Having continued to test our solution to the Apple OS X ‘superbug’, we have discovered some more information about the problem and the solution(s), some of it good, some of it not so good.
Let’s start off with the worst first. That way we can read the better news the further that we continue with the article (along with optionally singing along to ‘Things Can Only Get Better‘ if desired).
Unfortunately, on our testing machine, after implementing the solution documented previously we encountered another kernel panic, very similar to the ones previously being experienced every five minutes. Obviously this was a huge disappointment. However, one good thing to come from this is the previous solution is still successful, albeit not the permanent solution we originally hoped it was.
The solution has shown to significantly decrease the number of kernel panics involved. On our testing machine it reduced the number of kernel panics by a factor of 168x – which is a good result in our books. However, kernel panics, even much less frequent, are still extremely inconvenient, annoying and unproductive.
The main culprit is once again NVDAResman – which is a process related to the nVidea discrete graphics card. So we’ve had a look into using gfxCardStatus again, as it would seem that, although not ideal, if we can effectively disable switching to the discrete graphics card and restrict OS X to just on the onboard Intel based graphics card, that should eliminate the panics totally.
One issue remains though, and that is the strange behaviour and inability of the Intel graphics card to render the screen in any kind of readable or useable format when using the Intel graphics card only. This happened periodically to use throughout testing which is initially why we searched for another solution.
However, to our delight, the previous solution that we gave appears to have rectified the issues regarding the display of the screen using only the Intel graphics card.
So the updated advice is to complete the previous solution and to continue to us gfxCardStatus on the ‘Integrated only’ option. Thus far, on our testing machine, this has prevented further kernel panics and logic would dictate that if the nVidea graphics card is not in use, NVDAResman won’t be causing further kernel panics. We’re going to continue with testing the revised solution and keep you informed. So far, so good.

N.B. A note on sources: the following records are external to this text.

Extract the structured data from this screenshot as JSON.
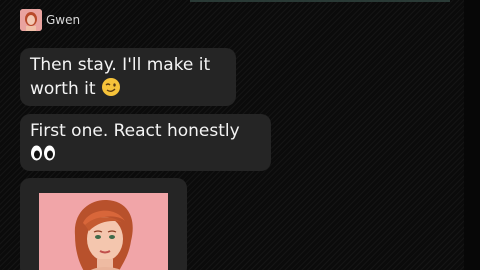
{
  "chat": {
    "sender_name": "Gwen",
    "messages": [
      {
        "text": "Then stay. I'll make it worth it",
        "emoji": "winking-face"
      },
      {
        "text": "First one. React honestly",
        "emoji": "eyes"
      }
    ],
    "image_message": {
      "description_icon": "portrait-photo"
    }
  },
  "colors": {
    "background": "#0b0b0b",
    "bubble": "#252525",
    "text": "#f4f4f4",
    "photo_background": "#f1a5a8"
  }
}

As previously mentioned, the downside to using gfxCardStatus and the ‘Integrated only’ option is that the integrated Intel graphics card is the least powerful of the two. However, better to be using a less powerful graphics card than to have an unusable machine.
Another note that we would like to add regarding information about the problem.
We have noticed that one thing that seems to trigger a lot of kernel panics, basically exacerbating the problem and speeding up the frequency of them, is frequent switching between windows. Whether this is happening due to switching windows itself or a common underlying process being shared by other system components is not known at this stage. Obviously, switching windows has been quite a fundamental part of computing since multitasking OS’s in the 90s and it’s equally unproductive to minimise window switching. However, frequent window switching is know to accelerate the rate of the kernel panics quite significantly.
As always, we will keep you updated on our tests and how the issue develops.